Set down each record below exactly as it stands. Pictures are not part of the copy.

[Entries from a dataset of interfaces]
= = =
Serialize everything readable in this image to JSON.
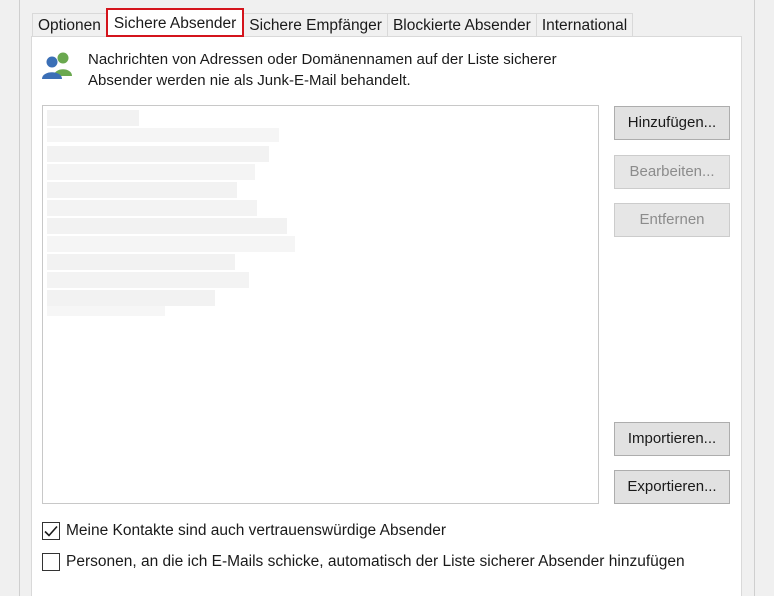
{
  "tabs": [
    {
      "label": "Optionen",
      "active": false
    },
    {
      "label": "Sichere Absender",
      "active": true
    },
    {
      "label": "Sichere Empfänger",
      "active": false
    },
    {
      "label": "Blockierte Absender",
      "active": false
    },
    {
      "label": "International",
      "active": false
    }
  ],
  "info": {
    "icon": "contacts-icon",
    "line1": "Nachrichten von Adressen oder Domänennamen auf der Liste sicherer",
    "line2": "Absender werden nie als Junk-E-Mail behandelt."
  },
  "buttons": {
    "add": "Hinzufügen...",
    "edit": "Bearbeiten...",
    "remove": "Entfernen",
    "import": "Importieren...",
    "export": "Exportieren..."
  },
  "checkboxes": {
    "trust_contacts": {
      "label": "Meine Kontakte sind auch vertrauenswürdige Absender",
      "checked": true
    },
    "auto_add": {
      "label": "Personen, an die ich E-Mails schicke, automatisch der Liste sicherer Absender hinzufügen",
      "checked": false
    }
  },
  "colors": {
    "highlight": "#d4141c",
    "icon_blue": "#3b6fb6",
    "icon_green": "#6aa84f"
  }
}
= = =
**Answer to the problem:**
Serialize everything readable in this image to JSON.
{
  "tabs": [
    {
      "label": "Optionen",
      "active": false
    },
    {
      "label": "Sichere Absender",
      "active": true
    },
    {
      "label": "Sichere Empfänger",
      "active": false
    },
    {
      "label": "Blockierte Absender",
      "active": false
    },
    {
      "label": "International",
      "active": false
    }
  ],
  "info": {
    "icon": "contacts-icon",
    "line1": "Nachrichten von Adressen oder Domänennamen auf der Liste sicherer",
    "line2": "Absender werden nie als Junk-E-Mail behandelt."
  },
  "buttons": {
    "add": "Hinzufügen...",
    "edit": "Bearbeiten...",
    "remove": "Entfernen",
    "import": "Importieren...",
    "export": "Exportieren..."
  },
  "checkboxes": {
    "trust_contacts": {
      "label": "Meine Kontakte sind auch vertrauenswürdige Absender",
      "checked": true
    },
    "auto_add": {
      "label": "Personen, an die ich E-Mails schicke, automatisch der Liste sicherer Absender hinzufügen",
      "checked": false
    }
  },
  "colors": {
    "highlight": "#d4141c",
    "icon_blue": "#3b6fb6",
    "icon_green": "#6aa84f"
  }
}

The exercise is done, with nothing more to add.